§ **Dataset**

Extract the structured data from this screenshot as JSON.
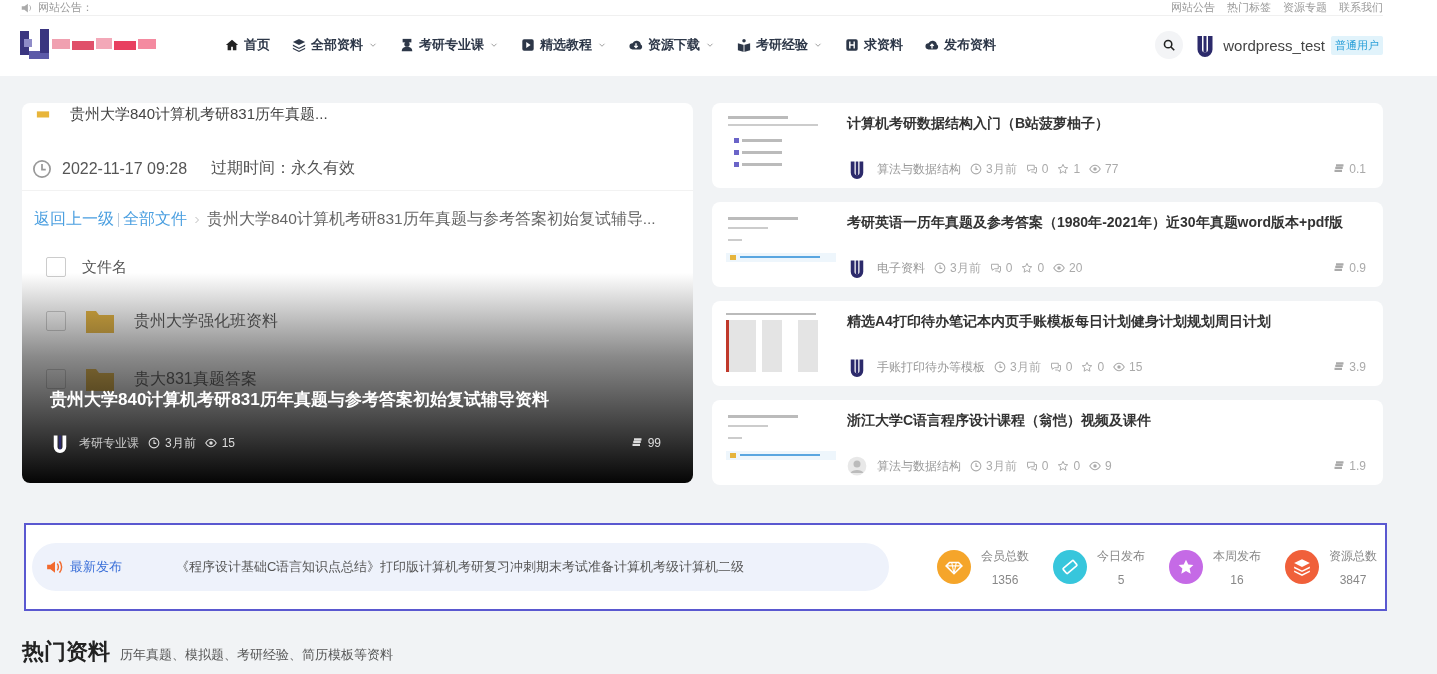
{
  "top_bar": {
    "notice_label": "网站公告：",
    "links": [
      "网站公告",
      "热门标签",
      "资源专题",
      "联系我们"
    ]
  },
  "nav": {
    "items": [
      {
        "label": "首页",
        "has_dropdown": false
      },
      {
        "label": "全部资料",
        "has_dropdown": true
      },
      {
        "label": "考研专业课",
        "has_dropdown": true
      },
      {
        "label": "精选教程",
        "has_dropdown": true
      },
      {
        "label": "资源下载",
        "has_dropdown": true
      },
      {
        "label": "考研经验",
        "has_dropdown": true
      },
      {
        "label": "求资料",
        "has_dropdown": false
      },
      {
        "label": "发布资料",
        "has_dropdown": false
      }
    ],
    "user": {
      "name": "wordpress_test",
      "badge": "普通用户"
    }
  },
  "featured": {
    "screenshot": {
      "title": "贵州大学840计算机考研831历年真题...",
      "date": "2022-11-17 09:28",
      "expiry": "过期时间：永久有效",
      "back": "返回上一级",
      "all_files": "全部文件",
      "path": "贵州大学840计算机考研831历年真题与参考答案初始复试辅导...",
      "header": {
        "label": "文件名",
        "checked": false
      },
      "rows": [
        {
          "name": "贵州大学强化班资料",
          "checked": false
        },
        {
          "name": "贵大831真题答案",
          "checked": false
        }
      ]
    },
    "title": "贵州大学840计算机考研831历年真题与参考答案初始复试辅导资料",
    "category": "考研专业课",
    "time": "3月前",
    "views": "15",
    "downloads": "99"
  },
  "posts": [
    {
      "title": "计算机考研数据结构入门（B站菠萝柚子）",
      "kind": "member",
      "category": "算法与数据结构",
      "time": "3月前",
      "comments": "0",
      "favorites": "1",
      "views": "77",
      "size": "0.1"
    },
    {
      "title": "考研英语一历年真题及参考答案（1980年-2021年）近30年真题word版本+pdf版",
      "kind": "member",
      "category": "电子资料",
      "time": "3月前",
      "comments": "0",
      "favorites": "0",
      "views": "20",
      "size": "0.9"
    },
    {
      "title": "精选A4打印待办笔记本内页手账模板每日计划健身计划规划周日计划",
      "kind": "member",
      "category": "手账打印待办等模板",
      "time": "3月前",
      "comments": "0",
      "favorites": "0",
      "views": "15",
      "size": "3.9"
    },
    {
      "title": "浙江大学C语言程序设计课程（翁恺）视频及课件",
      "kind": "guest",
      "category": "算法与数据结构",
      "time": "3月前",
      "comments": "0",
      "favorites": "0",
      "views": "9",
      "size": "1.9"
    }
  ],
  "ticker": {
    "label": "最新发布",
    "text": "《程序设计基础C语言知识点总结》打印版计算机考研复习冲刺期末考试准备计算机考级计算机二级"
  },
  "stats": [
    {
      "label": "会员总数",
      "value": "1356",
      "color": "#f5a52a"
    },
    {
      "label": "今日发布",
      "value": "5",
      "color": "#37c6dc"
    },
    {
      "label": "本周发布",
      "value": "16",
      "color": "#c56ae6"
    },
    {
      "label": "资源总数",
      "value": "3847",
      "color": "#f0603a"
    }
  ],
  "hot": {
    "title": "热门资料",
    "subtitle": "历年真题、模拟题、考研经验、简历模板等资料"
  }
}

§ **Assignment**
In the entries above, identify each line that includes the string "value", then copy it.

§ **Your response**
      "value": "1356",
      "value": "5",
      "value": "16",
      "value": "3847",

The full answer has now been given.